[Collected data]
== Segment start ==

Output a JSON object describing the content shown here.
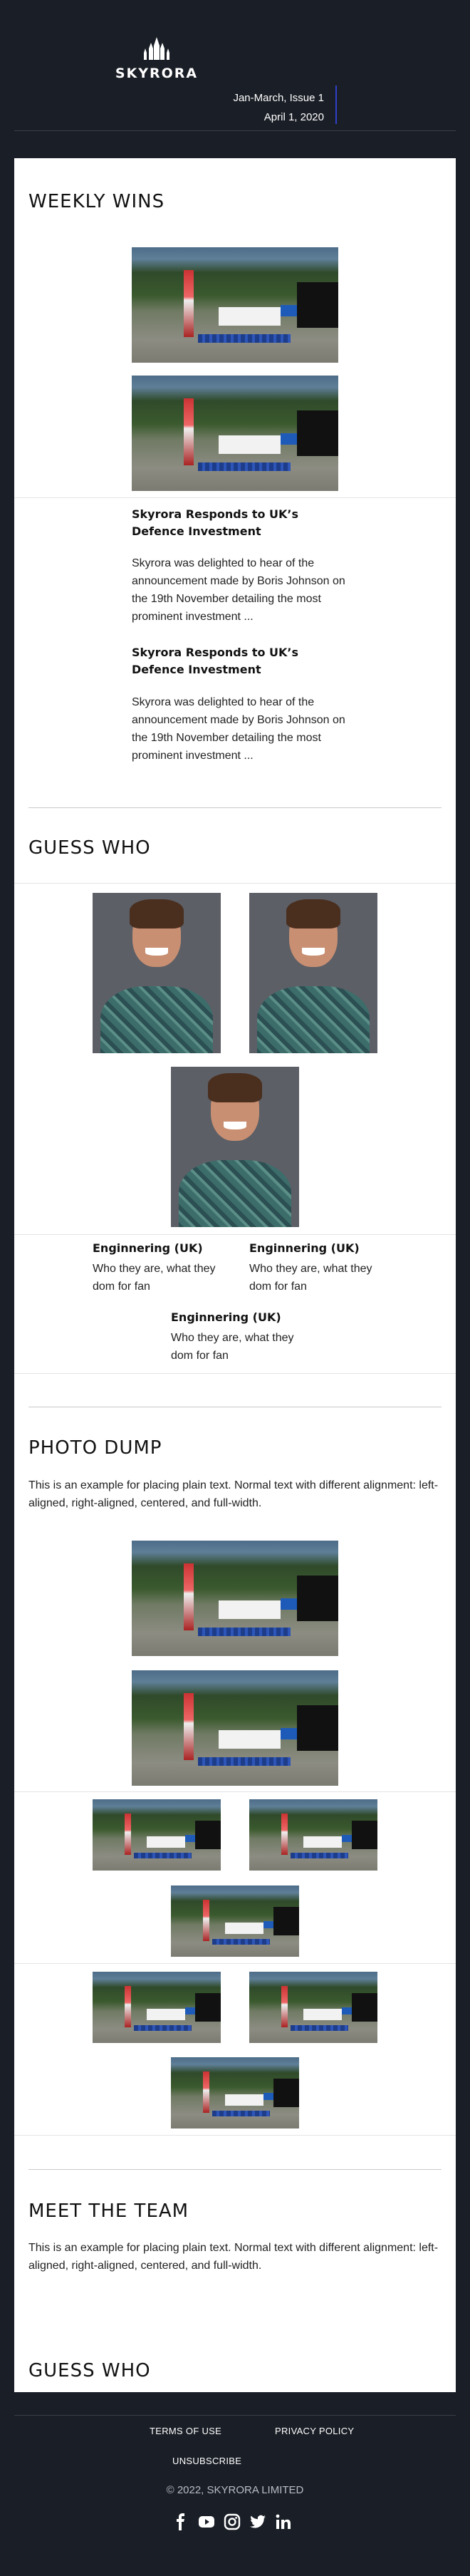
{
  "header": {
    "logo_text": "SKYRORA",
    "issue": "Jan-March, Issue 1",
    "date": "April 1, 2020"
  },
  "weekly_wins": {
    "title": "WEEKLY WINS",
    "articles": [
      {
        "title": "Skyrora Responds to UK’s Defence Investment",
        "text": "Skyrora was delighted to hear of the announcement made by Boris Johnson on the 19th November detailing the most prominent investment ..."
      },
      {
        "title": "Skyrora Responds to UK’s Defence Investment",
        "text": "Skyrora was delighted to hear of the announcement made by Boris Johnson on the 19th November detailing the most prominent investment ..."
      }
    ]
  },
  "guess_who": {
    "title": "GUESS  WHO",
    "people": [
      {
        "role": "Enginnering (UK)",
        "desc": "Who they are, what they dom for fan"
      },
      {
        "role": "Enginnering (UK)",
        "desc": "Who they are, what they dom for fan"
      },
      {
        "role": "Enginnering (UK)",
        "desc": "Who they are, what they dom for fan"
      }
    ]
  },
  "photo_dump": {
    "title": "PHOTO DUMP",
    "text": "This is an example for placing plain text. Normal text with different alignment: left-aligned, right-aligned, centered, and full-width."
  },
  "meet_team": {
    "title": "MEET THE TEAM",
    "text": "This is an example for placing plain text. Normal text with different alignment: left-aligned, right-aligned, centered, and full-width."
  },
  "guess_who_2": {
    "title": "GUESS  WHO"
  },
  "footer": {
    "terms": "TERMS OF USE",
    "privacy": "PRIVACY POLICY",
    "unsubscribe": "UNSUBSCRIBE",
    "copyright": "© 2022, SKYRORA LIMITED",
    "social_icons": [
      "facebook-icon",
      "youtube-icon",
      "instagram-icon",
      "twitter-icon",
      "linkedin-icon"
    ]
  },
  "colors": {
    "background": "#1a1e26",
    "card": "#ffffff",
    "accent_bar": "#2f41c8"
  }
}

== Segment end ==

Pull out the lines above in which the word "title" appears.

- Answer box:
    "title": "WEEKLY WINS",
        "title": "Skyrora Responds to UK’s Defence Investment",
        "title": "Skyrora Responds to UK’s Defence Investment",
    "title": "GUESS  WHO",
    "title": "PHOTO DUMP",
    "title": "MEET THE TEAM",
    "title": "GUESS  WHO"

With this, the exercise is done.